• **What you need to do**: Output the records below verbatim, minus the pictures.

• **Data listing**:

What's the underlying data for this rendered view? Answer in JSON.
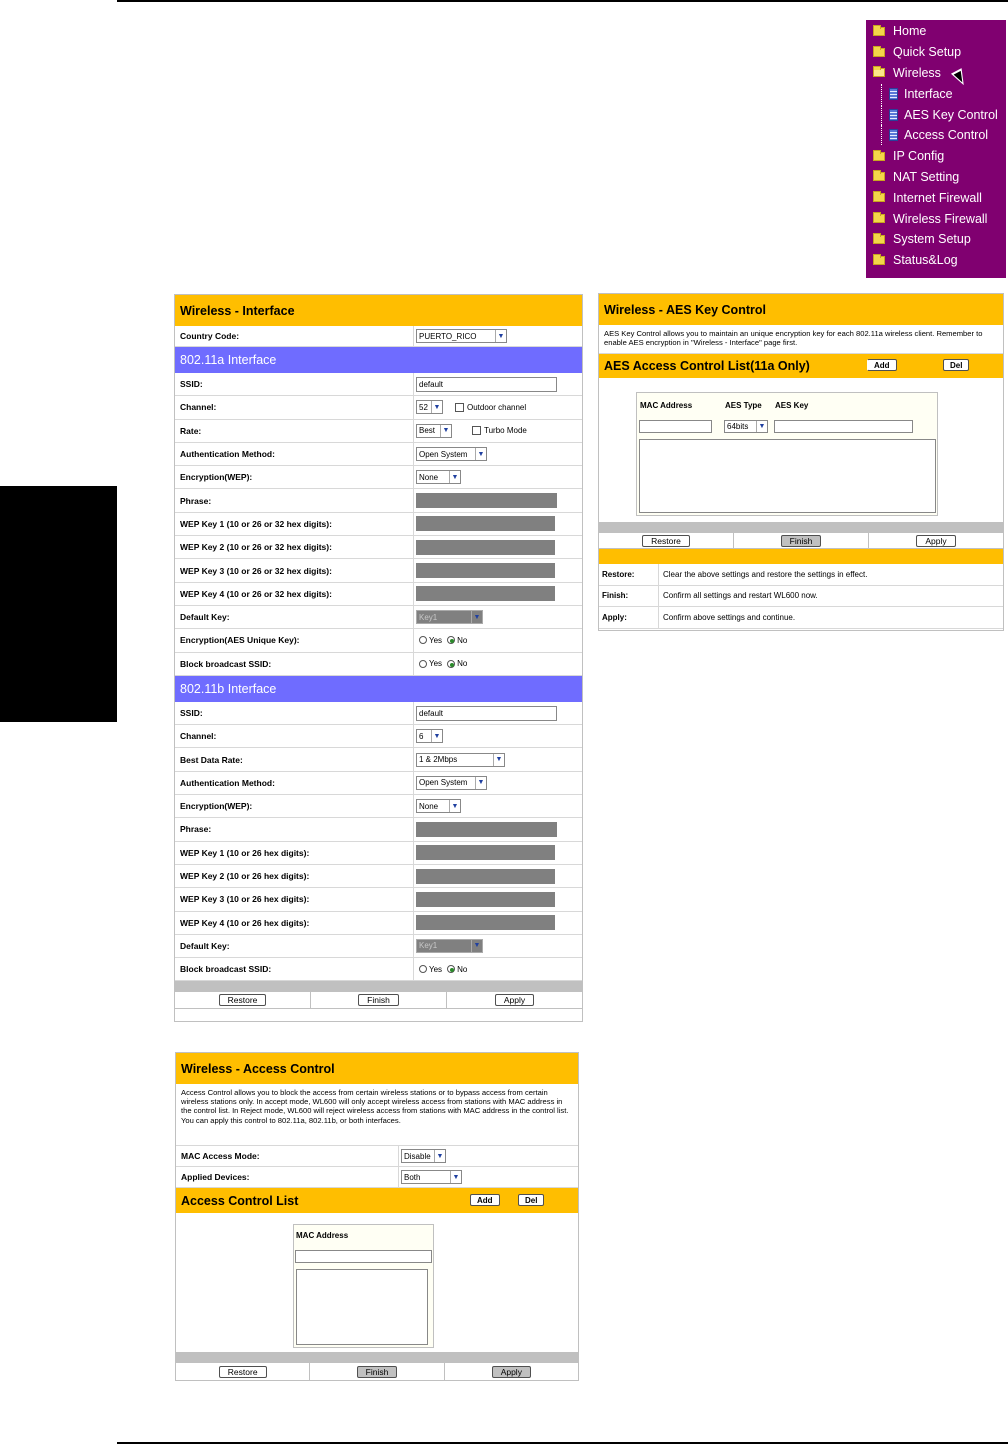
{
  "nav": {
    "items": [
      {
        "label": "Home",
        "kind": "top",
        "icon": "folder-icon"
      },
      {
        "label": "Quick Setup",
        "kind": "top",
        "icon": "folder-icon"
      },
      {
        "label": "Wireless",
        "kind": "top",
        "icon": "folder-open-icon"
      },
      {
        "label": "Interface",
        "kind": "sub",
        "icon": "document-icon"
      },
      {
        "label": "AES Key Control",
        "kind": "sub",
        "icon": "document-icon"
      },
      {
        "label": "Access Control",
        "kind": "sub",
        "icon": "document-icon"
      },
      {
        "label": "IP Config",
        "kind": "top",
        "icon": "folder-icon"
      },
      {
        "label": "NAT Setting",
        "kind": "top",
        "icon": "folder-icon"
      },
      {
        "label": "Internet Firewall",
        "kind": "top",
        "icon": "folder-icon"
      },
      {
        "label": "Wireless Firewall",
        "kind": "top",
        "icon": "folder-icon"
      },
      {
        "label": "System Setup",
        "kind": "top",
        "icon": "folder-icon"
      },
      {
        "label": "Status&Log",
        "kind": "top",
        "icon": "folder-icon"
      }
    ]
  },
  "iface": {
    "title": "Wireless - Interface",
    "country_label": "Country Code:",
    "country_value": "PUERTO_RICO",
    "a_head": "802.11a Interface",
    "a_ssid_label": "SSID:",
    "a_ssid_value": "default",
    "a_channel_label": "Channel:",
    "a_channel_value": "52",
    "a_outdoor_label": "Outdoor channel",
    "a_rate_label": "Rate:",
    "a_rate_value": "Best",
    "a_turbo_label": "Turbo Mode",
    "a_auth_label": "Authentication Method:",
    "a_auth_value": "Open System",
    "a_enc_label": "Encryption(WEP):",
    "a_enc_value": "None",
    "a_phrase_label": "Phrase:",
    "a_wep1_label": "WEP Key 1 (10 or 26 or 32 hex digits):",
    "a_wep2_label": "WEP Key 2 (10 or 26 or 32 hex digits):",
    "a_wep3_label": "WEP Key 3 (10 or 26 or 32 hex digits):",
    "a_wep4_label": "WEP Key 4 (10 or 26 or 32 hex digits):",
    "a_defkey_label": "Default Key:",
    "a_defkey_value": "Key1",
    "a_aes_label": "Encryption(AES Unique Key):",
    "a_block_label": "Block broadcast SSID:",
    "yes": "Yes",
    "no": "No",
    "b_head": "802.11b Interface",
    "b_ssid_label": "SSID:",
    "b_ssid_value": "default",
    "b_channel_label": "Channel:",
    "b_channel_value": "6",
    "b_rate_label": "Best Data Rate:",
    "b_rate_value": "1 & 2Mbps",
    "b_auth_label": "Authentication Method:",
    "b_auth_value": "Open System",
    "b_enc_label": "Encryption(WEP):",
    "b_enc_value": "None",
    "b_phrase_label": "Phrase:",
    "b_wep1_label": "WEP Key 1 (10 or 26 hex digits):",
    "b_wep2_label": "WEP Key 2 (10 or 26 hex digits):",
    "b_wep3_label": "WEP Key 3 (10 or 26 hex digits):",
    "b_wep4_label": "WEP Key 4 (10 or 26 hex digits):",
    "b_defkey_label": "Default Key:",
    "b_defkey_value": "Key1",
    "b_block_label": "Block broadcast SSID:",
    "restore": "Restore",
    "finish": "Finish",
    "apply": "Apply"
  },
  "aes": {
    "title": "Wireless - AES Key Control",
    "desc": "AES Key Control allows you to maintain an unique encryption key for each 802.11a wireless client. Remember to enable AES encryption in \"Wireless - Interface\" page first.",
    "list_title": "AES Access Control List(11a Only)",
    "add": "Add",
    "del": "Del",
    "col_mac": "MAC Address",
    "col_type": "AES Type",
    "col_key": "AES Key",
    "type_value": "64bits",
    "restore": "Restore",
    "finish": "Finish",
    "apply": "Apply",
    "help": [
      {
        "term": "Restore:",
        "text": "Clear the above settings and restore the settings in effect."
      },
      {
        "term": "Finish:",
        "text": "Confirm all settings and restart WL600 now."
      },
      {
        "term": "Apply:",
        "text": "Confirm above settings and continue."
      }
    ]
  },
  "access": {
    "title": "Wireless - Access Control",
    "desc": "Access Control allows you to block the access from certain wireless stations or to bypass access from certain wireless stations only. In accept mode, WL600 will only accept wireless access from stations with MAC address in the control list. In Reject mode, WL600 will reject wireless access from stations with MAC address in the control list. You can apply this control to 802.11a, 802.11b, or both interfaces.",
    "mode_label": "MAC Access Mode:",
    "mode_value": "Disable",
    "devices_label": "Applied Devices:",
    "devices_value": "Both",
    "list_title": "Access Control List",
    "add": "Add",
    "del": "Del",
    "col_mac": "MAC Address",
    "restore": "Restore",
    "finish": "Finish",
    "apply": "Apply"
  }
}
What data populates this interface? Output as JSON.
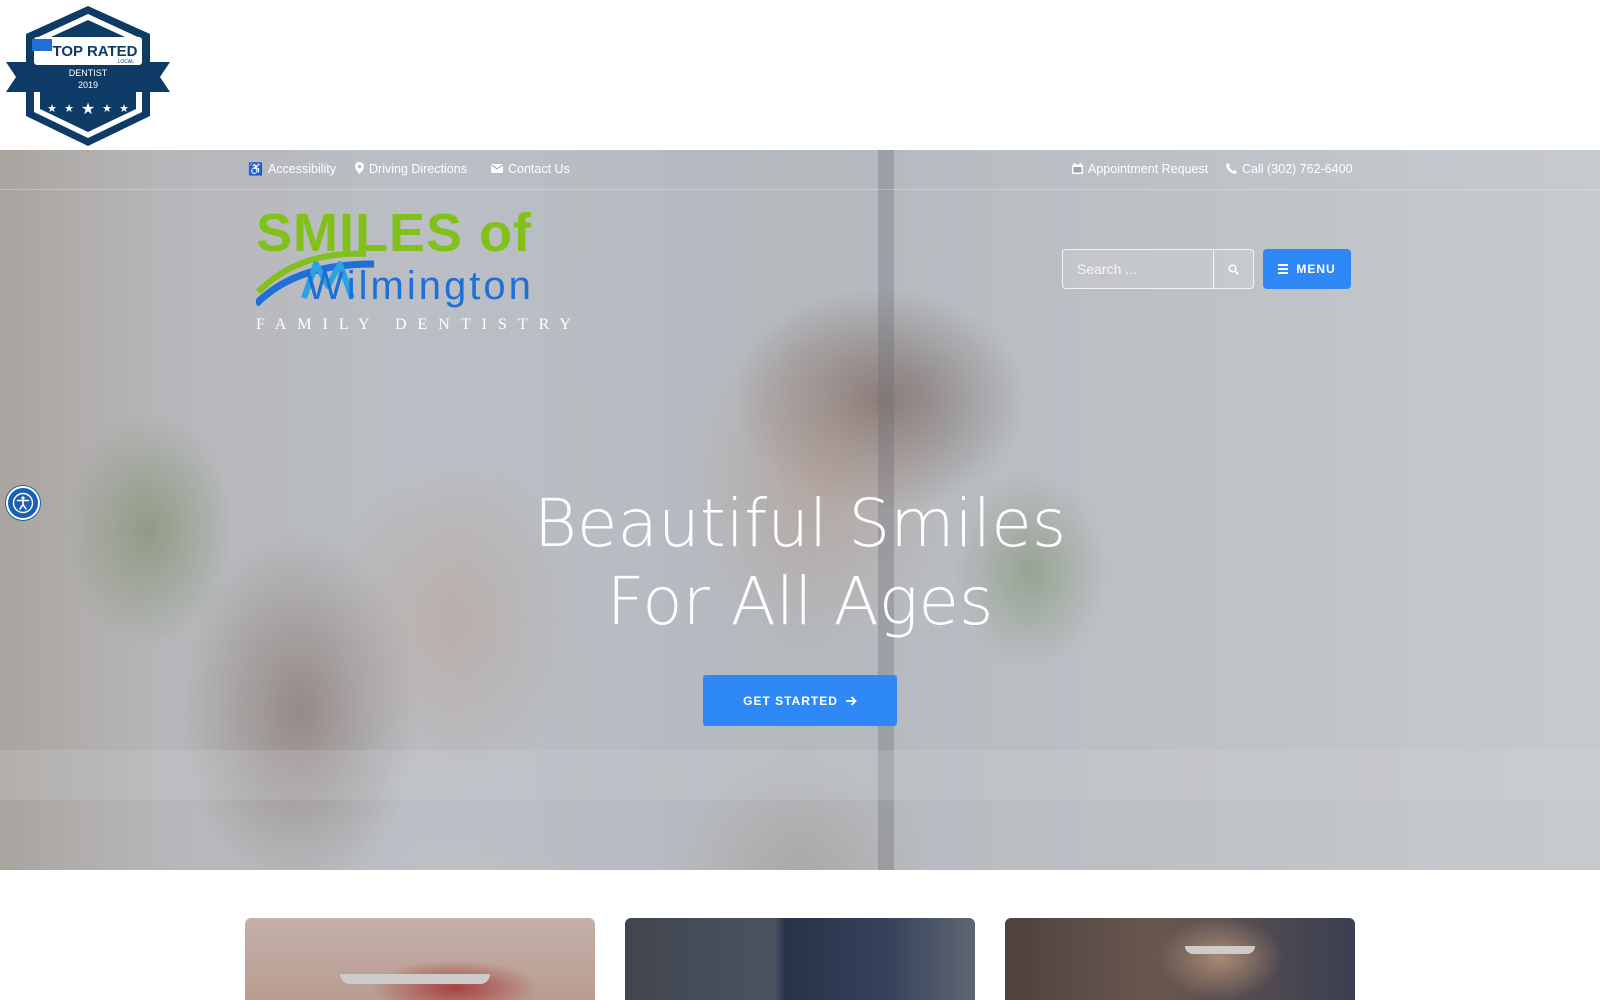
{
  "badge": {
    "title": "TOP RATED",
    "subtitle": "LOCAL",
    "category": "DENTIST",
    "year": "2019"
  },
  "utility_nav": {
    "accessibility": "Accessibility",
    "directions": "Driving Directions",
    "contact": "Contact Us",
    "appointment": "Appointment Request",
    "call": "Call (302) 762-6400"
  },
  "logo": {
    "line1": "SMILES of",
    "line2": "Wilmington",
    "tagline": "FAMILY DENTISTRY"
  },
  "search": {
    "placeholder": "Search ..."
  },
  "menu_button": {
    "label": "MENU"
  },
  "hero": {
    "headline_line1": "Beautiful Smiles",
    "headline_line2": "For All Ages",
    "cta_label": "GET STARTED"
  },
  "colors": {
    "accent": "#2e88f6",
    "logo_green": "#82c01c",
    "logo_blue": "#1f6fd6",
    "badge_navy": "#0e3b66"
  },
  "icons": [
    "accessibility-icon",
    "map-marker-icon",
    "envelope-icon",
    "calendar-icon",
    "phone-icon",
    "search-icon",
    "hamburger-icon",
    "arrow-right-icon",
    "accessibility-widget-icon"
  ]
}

• **Solution**:
What's the underlying data for this rendered view? Answer in JSON.
{
  "nav": {
    "items": [
      {
        "label": "Home",
        "kind": "top",
        "icon": "folder-icon"
      },
      {
        "label": "Quick Setup",
        "kind": "top",
        "icon": "folder-icon"
      },
      {
        "label": "Wireless",
        "kind": "top",
        "icon": "folder-open-icon"
      },
      {
        "label": "Interface",
        "kind": "sub",
        "icon": "document-icon"
      },
      {
        "label": "AES Key Control",
        "kind": "sub",
        "icon": "document-icon"
      },
      {
        "label": "Access Control",
        "kind": "sub",
        "icon": "document-icon"
      },
      {
        "label": "IP Config",
        "kind": "top",
        "icon": "folder-icon"
      },
      {
        "label": "NAT Setting",
        "kind": "top",
        "icon": "folder-icon"
      },
      {
        "label": "Internet Firewall",
        "kind": "top",
        "icon": "folder-icon"
      },
      {
        "label": "Wireless Firewall",
        "kind": "top",
        "icon": "folder-icon"
      },
      {
        "label": "System Setup",
        "kind": "top",
        "icon": "folder-icon"
      },
      {
        "label": "Status&Log",
        "kind": "top",
        "icon": "folder-icon"
      }
    ]
  },
  "iface": {
    "title": "Wireless - Interface",
    "country_label": "Country Code:",
    "country_value": "PUERTO_RICO",
    "a_head": "802.11a Interface",
    "a_ssid_label": "SSID:",
    "a_ssid_value": "default",
    "a_channel_label": "Channel:",
    "a_channel_value": "52",
    "a_outdoor_label": "Outdoor channel",
    "a_rate_label": "Rate:",
    "a_rate_value": "Best",
    "a_turbo_label": "Turbo Mode",
    "a_auth_label": "Authentication Method:",
    "a_auth_value": "Open System",
    "a_enc_label": "Encryption(WEP):",
    "a_enc_value": "None",
    "a_phrase_label": "Phrase:",
    "a_wep1_label": "WEP Key 1 (10 or 26 or 32 hex digits):",
    "a_wep2_label": "WEP Key 2 (10 or 26 or 32 hex digits):",
    "a_wep3_label": "WEP Key 3 (10 or 26 or 32 hex digits):",
    "a_wep4_label": "WEP Key 4 (10 or 26 or 32 hex digits):",
    "a_defkey_label": "Default Key:",
    "a_defkey_value": "Key1",
    "a_aes_label": "Encryption(AES Unique Key):",
    "a_block_label": "Block broadcast SSID:",
    "yes": "Yes",
    "no": "No",
    "b_head": "802.11b Interface",
    "b_ssid_label": "SSID:",
    "b_ssid_value": "default",
    "b_channel_label": "Channel:",
    "b_channel_value": "6",
    "b_rate_label": "Best Data Rate:",
    "b_rate_value": "1 & 2Mbps",
    "b_auth_label": "Authentication Method:",
    "b_auth_value": "Open System",
    "b_enc_label": "Encryption(WEP):",
    "b_enc_value": "None",
    "b_phrase_label": "Phrase:",
    "b_wep1_label": "WEP Key 1 (10 or 26 hex digits):",
    "b_wep2_label": "WEP Key 2 (10 or 26 hex digits):",
    "b_wep3_label": "WEP Key 3 (10 or 26 hex digits):",
    "b_wep4_label": "WEP Key 4 (10 or 26 hex digits):",
    "b_defkey_label": "Default Key:",
    "b_defkey_value": "Key1",
    "b_block_label": "Block broadcast SSID:",
    "restore": "Restore",
    "finish": "Finish",
    "apply": "Apply"
  },
  "aes": {
    "title": "Wireless - AES Key Control",
    "desc": "AES Key Control allows you to maintain an unique encryption key for each 802.11a wireless client. Remember to enable AES encryption in \"Wireless - Interface\" page first.",
    "list_title": "AES Access Control List(11a Only)",
    "add": "Add",
    "del": "Del",
    "col_mac": "MAC Address",
    "col_type": "AES Type",
    "col_key": "AES Key",
    "type_value": "64bits",
    "restore": "Restore",
    "finish": "Finish",
    "apply": "Apply",
    "help": [
      {
        "term": "Restore:",
        "text": "Clear the above settings and restore the settings in effect."
      },
      {
        "term": "Finish:",
        "text": "Confirm all settings and restart WL600 now."
      },
      {
        "term": "Apply:",
        "text": "Confirm above settings and continue."
      }
    ]
  },
  "access": {
    "title": "Wireless - Access Control",
    "desc": "Access Control allows you to block the access from certain wireless stations or to bypass access from certain wireless stations only. In accept mode, WL600 will only accept wireless access from stations with MAC address in the control list. In Reject mode, WL600 will reject wireless access from stations with MAC address in the control list. You can apply this control to 802.11a, 802.11b, or both interfaces.",
    "mode_label": "MAC Access Mode:",
    "mode_value": "Disable",
    "devices_label": "Applied Devices:",
    "devices_value": "Both",
    "list_title": "Access Control List",
    "add": "Add",
    "del": "Del",
    "col_mac": "MAC Address",
    "restore": "Restore",
    "finish": "Finish",
    "apply": "Apply"
  }
}
What data populates this interface? Output as JSON.
{
  "badge": {
    "title": "TOP RATED",
    "subtitle": "LOCAL",
    "category": "DENTIST",
    "year": "2019"
  },
  "utility_nav": {
    "accessibility": "Accessibility",
    "directions": "Driving Directions",
    "contact": "Contact Us",
    "appointment": "Appointment Request",
    "call": "Call (302) 762-6400"
  },
  "logo": {
    "line1": "SMILES of",
    "line2": "Wilmington",
    "tagline": "FAMILY DENTISTRY"
  },
  "search": {
    "placeholder": "Search ..."
  },
  "menu_button": {
    "label": "MENU"
  },
  "hero": {
    "headline_line1": "Beautiful Smiles",
    "headline_line2": "For All Ages",
    "cta_label": "GET STARTED"
  },
  "colors": {
    "accent": "#2e88f6",
    "logo_green": "#82c01c",
    "logo_blue": "#1f6fd6",
    "badge_navy": "#0e3b66"
  },
  "icons": [
    "accessibility-icon",
    "map-marker-icon",
    "envelope-icon",
    "calendar-icon",
    "phone-icon",
    "search-icon",
    "hamburger-icon",
    "arrow-right-icon",
    "accessibility-widget-icon"
  ]
}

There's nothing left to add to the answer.